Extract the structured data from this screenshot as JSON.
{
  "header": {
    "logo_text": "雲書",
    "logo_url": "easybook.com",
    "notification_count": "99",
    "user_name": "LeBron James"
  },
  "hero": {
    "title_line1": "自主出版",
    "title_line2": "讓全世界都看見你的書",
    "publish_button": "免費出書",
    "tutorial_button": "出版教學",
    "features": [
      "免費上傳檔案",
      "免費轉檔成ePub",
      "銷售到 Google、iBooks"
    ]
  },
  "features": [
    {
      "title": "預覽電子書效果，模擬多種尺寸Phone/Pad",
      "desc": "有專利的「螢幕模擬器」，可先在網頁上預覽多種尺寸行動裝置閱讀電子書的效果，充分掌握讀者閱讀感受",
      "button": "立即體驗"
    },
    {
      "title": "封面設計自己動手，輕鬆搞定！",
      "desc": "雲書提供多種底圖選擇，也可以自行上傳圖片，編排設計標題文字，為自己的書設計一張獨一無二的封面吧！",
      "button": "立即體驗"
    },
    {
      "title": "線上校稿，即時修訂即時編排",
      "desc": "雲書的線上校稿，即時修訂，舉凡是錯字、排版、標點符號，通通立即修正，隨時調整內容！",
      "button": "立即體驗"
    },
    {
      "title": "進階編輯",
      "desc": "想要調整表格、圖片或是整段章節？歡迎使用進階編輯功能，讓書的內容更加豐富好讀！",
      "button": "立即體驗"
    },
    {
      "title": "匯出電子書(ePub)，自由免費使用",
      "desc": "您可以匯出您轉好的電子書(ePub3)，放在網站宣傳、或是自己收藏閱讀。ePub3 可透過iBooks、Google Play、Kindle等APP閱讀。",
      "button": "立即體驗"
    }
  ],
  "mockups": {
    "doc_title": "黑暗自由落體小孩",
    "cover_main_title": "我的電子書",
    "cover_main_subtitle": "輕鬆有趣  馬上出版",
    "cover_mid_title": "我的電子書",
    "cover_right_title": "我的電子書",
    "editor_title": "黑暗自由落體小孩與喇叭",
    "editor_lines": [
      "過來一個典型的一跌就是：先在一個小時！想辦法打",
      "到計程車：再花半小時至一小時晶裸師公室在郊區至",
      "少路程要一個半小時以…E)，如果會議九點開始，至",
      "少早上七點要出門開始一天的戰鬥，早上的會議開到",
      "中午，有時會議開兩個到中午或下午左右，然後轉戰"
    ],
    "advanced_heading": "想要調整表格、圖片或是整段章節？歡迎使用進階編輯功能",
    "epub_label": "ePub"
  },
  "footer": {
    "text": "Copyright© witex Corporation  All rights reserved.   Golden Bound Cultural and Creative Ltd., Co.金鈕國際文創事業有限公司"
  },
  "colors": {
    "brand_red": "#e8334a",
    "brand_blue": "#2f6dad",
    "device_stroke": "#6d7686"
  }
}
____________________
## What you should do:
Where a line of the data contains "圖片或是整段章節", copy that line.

## Answer space:
      "desc": "想要調整表格、圖片或是整段章節？歡迎使用進階編輯功能，讓書的內容更加豐富好讀！",
    "advanced_heading": "想要調整表格、圖片或是整段章節？歡迎使用進階編輯功能",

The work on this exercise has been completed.